It’s raining cats and dogs, and we’re driving around in the mud, trying to find Dusi Vineyards. As it happens, J Dusi Wines is tucked away in the family home in the middle of a vineyard just outside of Paso Robles, and is hidden in the 80 year vines of the vineyard. This is like stepping back in time, to an era when there were more cows in Paso Robles than wine; to an era of farming, of family, and of community.
As we enter the house, Janell and her mom greet us with coffee, which was welcome at 9:30 on a chilly wet day. Mom was in the kitchen cooking up a storm for the wine club party that night, and Janell sat down with us at the table to tell us the story of her wine, and the family tradition. Janell Dusi is turning her family business on its head, becoming the first Dusi to make wine and not just grow it. Her great grandparents, Sylvester and Caterina Dusi began farming this land in the early 1920s, and started business after business, including vineyards, farms, restaurants, and the now defunct Dusi Winery. She was born on this vineyard, and raised among the vines that her grandfather Dante planted with his two brothers, the sons of Sylvester. In 1945, vineyards were few and far between in Paso, since it was a large rural farming community. With the farm, came the Italians, and the rich tradition of Zinfandel and field blends. Th brothers planted a classic field blend, and head trained the vines, with no irrigation. 65 years later, the traditions remain the same.

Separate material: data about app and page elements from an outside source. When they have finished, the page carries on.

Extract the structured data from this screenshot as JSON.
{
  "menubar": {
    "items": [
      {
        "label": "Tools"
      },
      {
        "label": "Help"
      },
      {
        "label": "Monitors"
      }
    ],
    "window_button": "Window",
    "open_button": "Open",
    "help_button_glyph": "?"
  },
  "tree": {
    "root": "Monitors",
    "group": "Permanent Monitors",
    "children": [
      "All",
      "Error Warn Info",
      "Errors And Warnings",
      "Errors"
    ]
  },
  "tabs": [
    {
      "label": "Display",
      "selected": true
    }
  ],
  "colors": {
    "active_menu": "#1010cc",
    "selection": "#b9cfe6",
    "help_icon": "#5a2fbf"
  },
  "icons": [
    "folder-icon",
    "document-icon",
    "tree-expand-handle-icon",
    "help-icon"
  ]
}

This fourth generation winemaker hand picks during harvest, and enlists the entire family to help – including her nieces and nephews, who are young sprouts in the field. This family tradition is dying in California, and it’s refreshing to see a tried and true farm family, albeit farmign wine. Growing up int he vines, Janell learned all she could about grape farming, but she always wanted her Grandfather Dante to teach her how to make wine. When she was 16, she made her first wine, and continued making an Italian style zinfandel every year after that. Each vintage asked and answered a different question in winemaking, and Janell learned by doing, under the careful gaze of Grandpa..
Now, she’s in her 3rd vintage of J Dusi wines. The two original vineyards are about 1/4 mile away from the family house; the first is 40 acres, that was planted in 1943 with an Italian field blend of Carignane, Alicante Bouchet, Petite Sirah, and who knows what else. in 1945 a second parcel was purchased nearby. In the beginning, the family sold their grapes to surrounding wineries, but as the grape market fell in the 1950s, the Dusis ventured in to winemaking to make their way through the grape glut. Their first foray in to finished wine was about 8-9 years under the label Dusi Winery, and when the grape prices came back up, they stopped making wine and started selling grapes again.
One of the unique properties of this area is the large diurnal temperature swing during the course of day. This vineyard in particular can go from 99+ degrees on a hot summer day, to below at night on that same day. This gives the fruit some unique character. That, combined with dry farming, give the vines some vigor as they are forced to struggle a bit – classically, this makes a lovely wine. First up, the 2008 Dante Dusi Ranch Zinfandel. This was bright raspberry with white pepper, bold blackberry juice and hints of other spice box flavors. I found it to be viscous and lingering (in a good way). Only 850 cases were made, and since 90% of the home ranch fruit is sold to other wineries, this is a rare gem. Janelle really wants to showcase the whole ranch in one bottle and not segment the wine out. These wines are Representative of the terroir of the property as a whole, and this zin in particular showed a lot of juicy red fruit, with just a hint of oak, followed by a lot of cherry cola.
The 900 cases of the 2009 Zinfandel was just released. This was a totally different wine – and rather unexpected in the zone of big, jammy, raisiny Paso zins. The herbaceousness really struck me, and while it might have been a bit closed, it was herbal with bay leaf , dusty black pepper, a hint of red raspberry coming out under tobacco and leather. There were chewy bark lots of spice.
Finally, the 2009 Fiorento which was recently bottled. This blend of 50% Zin, 25% Carignane, and 25% Syrah showed dusty blue fruit, and was lean and racy but refined, with dusty blue fruit, and strong chewy notes from the Syrah. With only 50-60 Carignane vines on the property, they are hand picked to ripeness to make sure that the perfect fruit is selected.
We could have stayed and talked to the Dusi family for hours – about dry farming, about old vine zin, about restrained California Zinfandels, about Paso Robles’ best changes at Rhone. But alas, another appointment was calling. I did however not leave empty handed! I brought home some Zinfandel to share with my friends, and am looking forward to trying the 09 again after it settles down a bit.
Thanks for such a great visit Janell!